When you get to my age your fathering has pretty much ended. You may be occasionally asked for advice but the world has changed so much you feel pretty inadequate to give any really helpful guidance. About all you can offer is a patient listen and a hug. As to grand and great grandkids, you have neither responsibility nor authority. You hold your breath as they take steps you are pretty sure aren’t right that turn out to be fine. My descendants are awesome. I take no credit at all for that but try to thank God often for it. His grace makes up for a lot of parenting and grandparenting missteps. 

If your dad is still around, let me suggest this. Go to your calendar now and enter a periodic reminder to give him a call or drop by, not because it’s a requirement, but just because you are thinking of him. He won’t mind that you had set a reminder to do it. The older dads get the more forgiving they are…to themselves and to others.

That Time I Advised Putin

Putin was hold up in a fancy New York hotel. I was part of a team sent to ask him questions. My senior pastor was the team leader. I was  Putin’s counsel. He was reluctant to speak at first. Then he gave some smarty-pants answers to the questions. Finally, he took my legal advice not to answer any questions and shut up. Then I woke up.

Yes, it was a dream, a dream I had last night. It was one of those vivid dreams that require a few moments of stark reality before you can understand that it was just a dream. It’s always been fascinating to try to explain my dreams based on what’s going on in my life. This wasn’t too tough. These days there are people with no moral or legal authority conducting way too many “investigations.” Putin and the Russians have become part of our national psyche in a more pervasive way than they ever dreamed.  He’s moved into our heads (like he moved into a New York hotel in my dream.)

It seems many of us are having trouble separating the real from dreams. Lots of folks dreamed of the first woman president and it didn’t happen. They are in shock and have lost contact with reality.

To those with break-with-reality syndrome, be advised.

  1. Trump won by the same method that has been used since the establishment of our nation, the electoral college. If you don’t like it change it.
  2. Getting the most the popular vote, but not the most electors,  is like making the most yards in a football game but not running up the highest score. You lose.
  3. Our enemies have tried to hack us forever. They are getting better at it. We need to get better at securing ourselves.
  4. Someone with no political experience in public office is going to act differently from someone with such experience. This is not necessarily a bad thing. In fact, it’s what most of us have said we want. 
  5. The press is liberal. 
  6. The real folks are not.
  7. Congress is full of politicians.
  8. The real folks are not.
  9. Putin is a bad guy, but he’s not the only one. There are bad guys in Syria, North Korea, Iran and, oh yes, America. 
  10. Having the Presidency, both houses of Congress, the Supreme Court, most of the governorships and state legislatures doesn’t mean you are in charge. I’m not sure why. 
  11. There are women out there who would be great Presidents. They aren’t named Hillary.

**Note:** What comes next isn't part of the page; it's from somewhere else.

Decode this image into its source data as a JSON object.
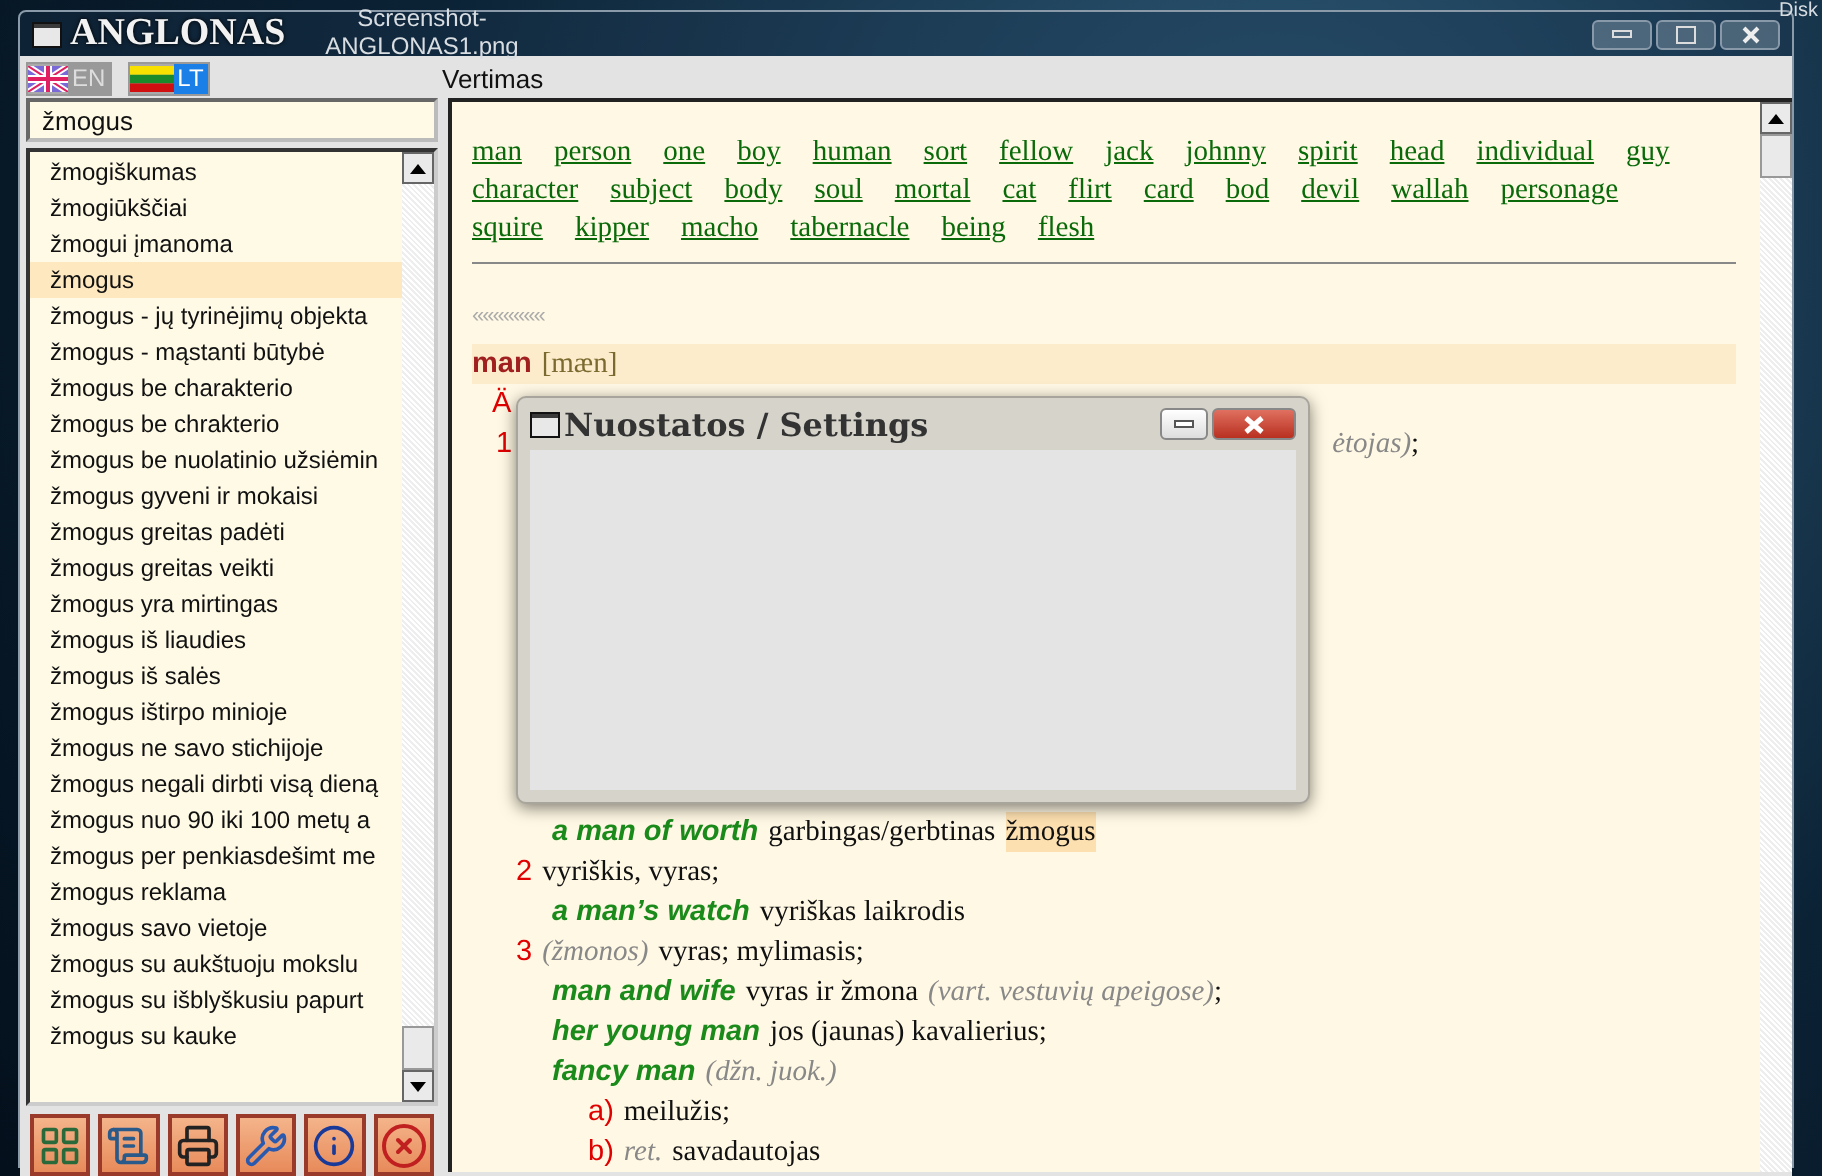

If I have another dream that straightens out any of the above or adds to the list, I will be sure to let you know. Don’t lose any sleep waiting for it.